Lines that include the word "icon" should be copied from the listing that follows.

═════ Given data

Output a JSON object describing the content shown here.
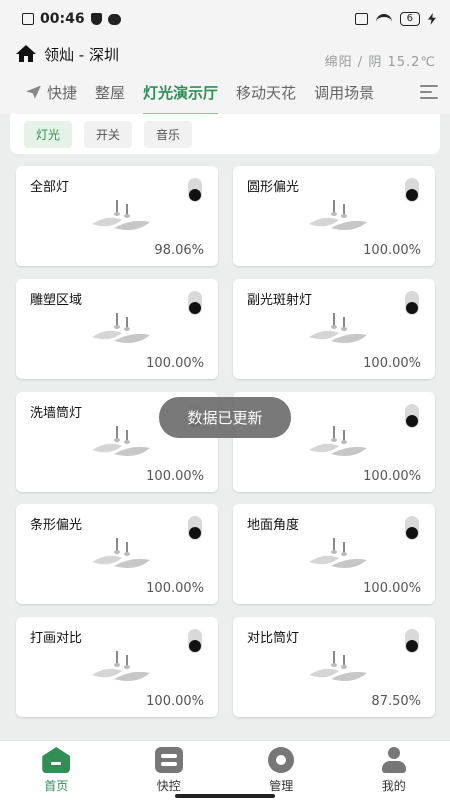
{
  "status_bar": {
    "time": "00:46",
    "battery": "6"
  },
  "header": {
    "home_name": "领灿 - 深圳",
    "weather": "绵阳 / 阴 15.2℃"
  },
  "nav": {
    "items": [
      {
        "label": "快捷",
        "icon": "send-icon"
      },
      {
        "label": "整屋"
      },
      {
        "label": "灯光演示厅",
        "active": true
      },
      {
        "label": "移动天花"
      },
      {
        "label": "调用场景"
      }
    ]
  },
  "subtabs": {
    "items": [
      "灯光",
      "开关",
      "音乐"
    ],
    "active_index": 0
  },
  "lights": [
    {
      "name": "全部灯",
      "brightness": "98.06%"
    },
    {
      "name": "圆形偏光",
      "brightness": "100.00%"
    },
    {
      "name": "雕塑区域",
      "brightness": "100.00%"
    },
    {
      "name": "副光斑射灯",
      "brightness": "100.00%"
    },
    {
      "name": "洗墙筒灯",
      "brightness": "100.00%"
    },
    {
      "name": "",
      "brightness": "100.00%"
    },
    {
      "name": "条形偏光",
      "brightness": "100.00%"
    },
    {
      "name": "地面角度",
      "brightness": "100.00%"
    },
    {
      "name": "打画对比",
      "brightness": "100.00%"
    },
    {
      "name": "对比筒灯",
      "brightness": "87.50%"
    }
  ],
  "toast": "数据已更新",
  "bottom_nav": {
    "items": [
      {
        "label": "首页",
        "icon": "home-icon",
        "active": true
      },
      {
        "label": "快控",
        "icon": "quick-control-icon"
      },
      {
        "label": "管理",
        "icon": "gear-icon"
      },
      {
        "label": "我的",
        "icon": "user-icon"
      }
    ]
  },
  "colors": {
    "accent": "#2f8f55",
    "background": "#eceeed",
    "card": "#ffffff"
  }
}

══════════

Expected answer:
        "icon": "send-icon"
        "icon": "home-icon",
        "icon": "quick-control-icon"
        "icon": "gear-icon"
        "icon": "user-icon"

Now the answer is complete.